Eastern European Food - Butternut Squash Paprikas

Roasted Capon
Yields 8-10 servings

stuffed capon
30 g butter
water

  • Place the capon on a rack in a roasting pan, with the butter at the bottom of the pan. Cook in a 175 C / 350 F oven for 30 minutes.
  • Add 400 g water to the pan, then cook another 2 1/2 hours. Every 1/2 hour, add more water if it’s running low, baste the roast, turn it a 1/4 turn, and let it rest 10 minutes before returning it to the oven. The roast is ready when the interior temperature reaches at least 62.5 C / 145 F everywhere. Let rest out of the oven for another 20 minutes.

Eastern European Food - Stuffed Capon with Butternut Squash Paprikas and Chanterelles

Sautéed chanterelles
Yields 8-10 servings

15 g canola oil
25 g butter
380 g cleaned chanterelles, halved if desired
salt
black pepper, ground
parsley, finely chopped

  • Heat the oil and butter in a pan over medium heat.
  • Sauté the chanterelles, season with salt and pepper, and cook until tender and all the liquid has reduced.
  • Sprinkle with parsley, and reserve.

Assembly
Yields 8-10 servings

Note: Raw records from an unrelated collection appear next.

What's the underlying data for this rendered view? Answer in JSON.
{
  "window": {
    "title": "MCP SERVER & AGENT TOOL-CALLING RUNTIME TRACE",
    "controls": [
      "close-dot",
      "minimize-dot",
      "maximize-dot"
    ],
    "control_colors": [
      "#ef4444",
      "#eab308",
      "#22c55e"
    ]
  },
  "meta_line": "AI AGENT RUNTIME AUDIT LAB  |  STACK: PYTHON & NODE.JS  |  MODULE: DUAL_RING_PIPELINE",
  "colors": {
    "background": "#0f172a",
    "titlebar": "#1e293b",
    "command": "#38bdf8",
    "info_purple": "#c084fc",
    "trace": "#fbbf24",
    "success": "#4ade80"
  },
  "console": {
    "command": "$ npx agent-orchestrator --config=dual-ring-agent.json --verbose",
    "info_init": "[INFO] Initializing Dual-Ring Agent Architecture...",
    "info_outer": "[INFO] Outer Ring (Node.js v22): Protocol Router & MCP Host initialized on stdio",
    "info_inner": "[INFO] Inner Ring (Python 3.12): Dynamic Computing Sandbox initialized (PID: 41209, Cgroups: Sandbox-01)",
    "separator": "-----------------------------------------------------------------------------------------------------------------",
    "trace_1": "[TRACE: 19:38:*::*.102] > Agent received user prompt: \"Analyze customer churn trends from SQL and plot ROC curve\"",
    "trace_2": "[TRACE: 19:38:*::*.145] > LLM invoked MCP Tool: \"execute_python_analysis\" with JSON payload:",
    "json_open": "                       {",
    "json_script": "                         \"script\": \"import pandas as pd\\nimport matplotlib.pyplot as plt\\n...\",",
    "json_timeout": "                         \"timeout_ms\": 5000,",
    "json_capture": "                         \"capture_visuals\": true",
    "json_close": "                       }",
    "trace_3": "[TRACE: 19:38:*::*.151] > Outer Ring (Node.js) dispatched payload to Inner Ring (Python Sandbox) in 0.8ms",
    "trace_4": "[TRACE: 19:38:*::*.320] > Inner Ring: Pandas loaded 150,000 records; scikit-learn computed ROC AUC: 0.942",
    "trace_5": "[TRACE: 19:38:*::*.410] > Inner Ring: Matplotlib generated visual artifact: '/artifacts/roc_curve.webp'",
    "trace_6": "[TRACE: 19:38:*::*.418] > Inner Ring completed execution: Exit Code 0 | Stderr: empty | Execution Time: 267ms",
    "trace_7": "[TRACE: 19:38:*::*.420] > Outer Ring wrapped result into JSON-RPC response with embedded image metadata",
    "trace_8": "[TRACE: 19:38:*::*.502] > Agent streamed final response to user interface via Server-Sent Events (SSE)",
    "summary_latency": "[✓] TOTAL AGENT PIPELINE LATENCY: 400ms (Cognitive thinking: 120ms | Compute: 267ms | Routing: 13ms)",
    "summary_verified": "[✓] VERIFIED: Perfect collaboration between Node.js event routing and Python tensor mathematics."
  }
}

butternut squash paprikás
roasted capon
sautéed chanterelles

  • Reheat the butternut squash paprikás in a saucepan over low heat.
  • Carve the capon into slices about 2 cm thick.
  • Place one slice of capon in the center of each plate, and spoon some jus from the roasting pan on top. Arrange the butternut squash paprikás all around it, with enough sauce to surround the meat. Top with chanterelles, and serve.